It’s not a one-way street – any time you bring on a new hire, it should be a winwin situation. If they don’t ask any questions about you and just seem focused on getting a paycheck, then they have no way of knowing if the company is a fit for them. A candidate can (and should) say no to a job offer that isn’t the right fit, and they need to ask questions to find that out.
With the right candidate, you’ll want to grab lunch with them after the interview, and you wouldn’t want to spend time with someone who talked about themselves for the entire interview, would you?
It’s important to surround yourself with people you genuinely like and enjoy being with in the workplace. That’s how you build high-performing teams that accomplish great things.
5. Find out what they’ve taken initiative on.
Did they ideate a big new project with their current organization, or have they mostly executed other people’s ideas? Being able to take initiative and be assertive is crucial in any leadership role. Ask them what projects they’ve executed from inception to fruition.
At this point, you also want to ensure they’re humble by noticing if they credit their team or not. Are they always speaking in first person, or do they give credit where it’s deserved? Look for someone who uses “we” more often than “I” – no one wants an egomaniac leading their team.
This is also a great time to find out how they inspired their team and leveraged their resources for their project. How did they inspire great work? And how would they describe their leadership style? I’m always surprised by how many executives struggle to answer this question.
Self-awareness is extremely important, and being able to describe themselves accurately and honestly is a key indicator of it. If we’re not aware of our own behavior, we can’t grow and evolve.

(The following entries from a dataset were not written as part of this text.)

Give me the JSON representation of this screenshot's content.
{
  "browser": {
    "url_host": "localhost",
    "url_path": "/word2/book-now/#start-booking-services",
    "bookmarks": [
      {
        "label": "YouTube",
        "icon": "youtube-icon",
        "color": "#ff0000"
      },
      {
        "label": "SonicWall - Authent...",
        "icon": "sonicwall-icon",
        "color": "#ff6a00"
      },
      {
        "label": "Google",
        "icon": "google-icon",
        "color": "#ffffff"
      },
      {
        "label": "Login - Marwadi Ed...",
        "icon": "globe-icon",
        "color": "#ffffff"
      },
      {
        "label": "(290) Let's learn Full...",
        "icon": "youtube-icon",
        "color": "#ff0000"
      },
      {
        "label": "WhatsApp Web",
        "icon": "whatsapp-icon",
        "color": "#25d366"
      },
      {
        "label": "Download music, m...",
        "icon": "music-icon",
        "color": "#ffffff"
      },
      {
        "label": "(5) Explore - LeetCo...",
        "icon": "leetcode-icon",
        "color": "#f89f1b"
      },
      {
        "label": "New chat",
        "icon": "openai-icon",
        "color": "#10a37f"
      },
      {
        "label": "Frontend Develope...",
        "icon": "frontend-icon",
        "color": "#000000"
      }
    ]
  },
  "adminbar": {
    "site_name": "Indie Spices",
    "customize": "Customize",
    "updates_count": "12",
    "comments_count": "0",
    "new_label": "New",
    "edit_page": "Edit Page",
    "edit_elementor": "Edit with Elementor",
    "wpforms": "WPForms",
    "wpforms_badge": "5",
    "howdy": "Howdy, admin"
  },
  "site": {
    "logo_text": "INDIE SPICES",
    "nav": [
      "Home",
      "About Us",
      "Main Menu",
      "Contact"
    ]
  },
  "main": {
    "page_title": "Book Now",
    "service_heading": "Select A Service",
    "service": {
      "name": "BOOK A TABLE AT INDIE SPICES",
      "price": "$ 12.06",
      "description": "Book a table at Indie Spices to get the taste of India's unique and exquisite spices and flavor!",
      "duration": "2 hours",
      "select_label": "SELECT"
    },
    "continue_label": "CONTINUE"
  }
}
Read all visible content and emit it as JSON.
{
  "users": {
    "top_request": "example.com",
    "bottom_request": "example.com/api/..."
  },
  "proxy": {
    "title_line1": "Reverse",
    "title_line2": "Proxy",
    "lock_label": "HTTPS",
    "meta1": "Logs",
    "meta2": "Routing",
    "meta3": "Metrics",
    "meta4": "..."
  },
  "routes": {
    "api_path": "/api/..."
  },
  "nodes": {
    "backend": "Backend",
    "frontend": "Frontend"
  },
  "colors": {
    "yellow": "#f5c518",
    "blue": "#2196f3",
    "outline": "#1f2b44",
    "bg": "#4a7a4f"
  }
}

Which of these five approaches seems the most helpful to you? How do you evaluate soft skills when interviewing? Do you have another method? I’d love to hear your thoughts!